What kind of vision is that? Lockett described it this way:

“Just being able to understand that we want to go out here, we want to be physical, and (that) dominance is very, very important and not really letting stuff slip under the rug.”

Not that there won’t be some learning moments for both sides along the way.

The Seahawks went from the oldest coach in the NFL in the 72-year-old Carroll to the youngest in the 36-year-old Macdonald, who is barely three years older than Smith.

“I didn’t expect that,” said Smith, who will turn 34 in October.

For those who had been around, such as Smith and Lockett, returning to the VMAC this week meant leaving the Carroll era in the past.

Lockett, in his first comments to media since the news last January that Carroll would not return, said, “I mean, I was shocked” when he first heard of the change. “I think everybody was shocked.”

Smith had grown so close to Carroll that he made sure to attend his final news conference.

“That day is a day I will probably remember forever just because of how things happened for me here,” said Smith, who was a backup to Russell Wilson for three years before becoming the starter in 2022, a move that revived his career after seven seasons as a reserve. “Obviously, coach Carroll was a big influence on my career, helped me out a bunch when I came to this organization. Really helped me, thrust me into this spotlight that I’m in now. For me, it was kind of a terrible moment to see someone that I love so much, (to) have to part ways with him.”

As much as learning the new schemes, players and coaches in these early days will mostly begin learning about each other.

Carroll had been around so long and was so well known that even players who came to Seattle having never met him felt like they knew him.

With Macdonald, whose full-time coaching résumé dates only to 2014 – the year after Carroll led the Seahawks to their only Super Bowl title – and has worked with only the Ravens and Michigan Wolverines, everything is new.

That includes Macdonald’s role as head coach, something he has never been at any level.

“I feel like he’s starting to loosen up a little bit now,” outside linebacker Uchenna Nwosu said. “His first day was like, you know, I don’t know what’s going on. I don’t know if he was nervous or just that’s how he is. But I feel like he’s loosened up a little more, and when you get around a new team, first-time head coach, I’m sure there is some nervousness that goes with it. But he’s handling it pretty well, and I can’t wait to learn about him a little more.”

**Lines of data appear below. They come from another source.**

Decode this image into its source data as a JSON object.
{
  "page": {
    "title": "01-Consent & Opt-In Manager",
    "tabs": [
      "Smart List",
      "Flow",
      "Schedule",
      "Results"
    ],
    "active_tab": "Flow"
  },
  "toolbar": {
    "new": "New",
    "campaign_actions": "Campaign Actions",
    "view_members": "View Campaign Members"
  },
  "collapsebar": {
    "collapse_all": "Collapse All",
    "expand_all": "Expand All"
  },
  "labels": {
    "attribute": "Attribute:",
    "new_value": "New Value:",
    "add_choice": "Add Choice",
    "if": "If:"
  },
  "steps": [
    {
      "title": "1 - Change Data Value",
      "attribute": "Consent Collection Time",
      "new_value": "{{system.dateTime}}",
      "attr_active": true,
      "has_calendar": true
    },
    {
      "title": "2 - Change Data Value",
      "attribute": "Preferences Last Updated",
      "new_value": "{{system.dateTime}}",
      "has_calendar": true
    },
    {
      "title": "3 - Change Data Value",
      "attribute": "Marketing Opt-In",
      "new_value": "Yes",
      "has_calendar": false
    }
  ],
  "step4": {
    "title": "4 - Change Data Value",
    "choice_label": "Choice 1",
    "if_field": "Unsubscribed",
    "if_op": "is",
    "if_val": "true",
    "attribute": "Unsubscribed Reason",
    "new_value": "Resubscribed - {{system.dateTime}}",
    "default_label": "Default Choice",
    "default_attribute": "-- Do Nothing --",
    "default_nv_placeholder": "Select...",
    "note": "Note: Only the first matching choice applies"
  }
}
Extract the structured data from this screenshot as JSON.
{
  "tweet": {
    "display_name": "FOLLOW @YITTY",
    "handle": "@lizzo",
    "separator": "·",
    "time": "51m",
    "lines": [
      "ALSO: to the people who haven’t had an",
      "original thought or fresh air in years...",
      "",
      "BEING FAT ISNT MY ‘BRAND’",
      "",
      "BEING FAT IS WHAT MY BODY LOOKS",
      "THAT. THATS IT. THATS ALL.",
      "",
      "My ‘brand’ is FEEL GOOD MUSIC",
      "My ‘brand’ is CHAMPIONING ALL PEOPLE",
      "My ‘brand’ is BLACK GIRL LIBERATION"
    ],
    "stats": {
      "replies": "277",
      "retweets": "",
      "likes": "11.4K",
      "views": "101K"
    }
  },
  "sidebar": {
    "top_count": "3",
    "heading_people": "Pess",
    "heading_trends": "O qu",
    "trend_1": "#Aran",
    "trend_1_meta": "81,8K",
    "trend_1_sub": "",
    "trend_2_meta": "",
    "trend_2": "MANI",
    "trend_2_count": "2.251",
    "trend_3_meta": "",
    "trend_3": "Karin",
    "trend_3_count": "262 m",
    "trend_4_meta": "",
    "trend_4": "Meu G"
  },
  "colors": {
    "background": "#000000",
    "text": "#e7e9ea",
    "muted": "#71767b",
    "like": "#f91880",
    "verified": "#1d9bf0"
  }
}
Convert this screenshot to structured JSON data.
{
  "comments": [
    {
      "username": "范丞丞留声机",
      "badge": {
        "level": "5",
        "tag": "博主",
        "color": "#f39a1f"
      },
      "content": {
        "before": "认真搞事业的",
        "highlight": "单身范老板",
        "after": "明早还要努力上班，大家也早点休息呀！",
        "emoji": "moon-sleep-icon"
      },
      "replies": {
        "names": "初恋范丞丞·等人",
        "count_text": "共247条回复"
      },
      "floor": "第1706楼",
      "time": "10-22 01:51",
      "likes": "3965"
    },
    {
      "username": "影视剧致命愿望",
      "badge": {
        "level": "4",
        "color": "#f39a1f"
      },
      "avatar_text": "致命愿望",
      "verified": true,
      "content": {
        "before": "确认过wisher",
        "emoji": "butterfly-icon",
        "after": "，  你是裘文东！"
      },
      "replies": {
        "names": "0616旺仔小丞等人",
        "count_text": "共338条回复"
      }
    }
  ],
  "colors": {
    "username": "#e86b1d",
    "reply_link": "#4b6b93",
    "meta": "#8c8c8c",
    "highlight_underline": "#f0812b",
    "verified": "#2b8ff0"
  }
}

Nwosu said he thinks the change in coaches has also led to a change in atmosphere.

“Just being like a breath of fresh air,” he said. “Last year was kind of frustrating, and sometimes when you get change it can bring out the best in everybody. I see a lot more smiles on people’s faces, people are more happy, they are more energetic, I feel like. I don’t know if that’s just because it’s a new year, a new season, or it could be the coaching change and a new opportunity. But everybody has kind of come along together and everybody is talking more, everybody is hanging out more and it just feels like it’s bringing the locker room closer.”

What hasn’t changed, Nwosu said, are the high expectations.

“I feel like it’s time to really get over that hump,” he said. “We’ve got all the players, I feel like we’ve got the right coaches now. These coaches seem committed, they have really put in the time and the effort so far. That’s what you want to see.”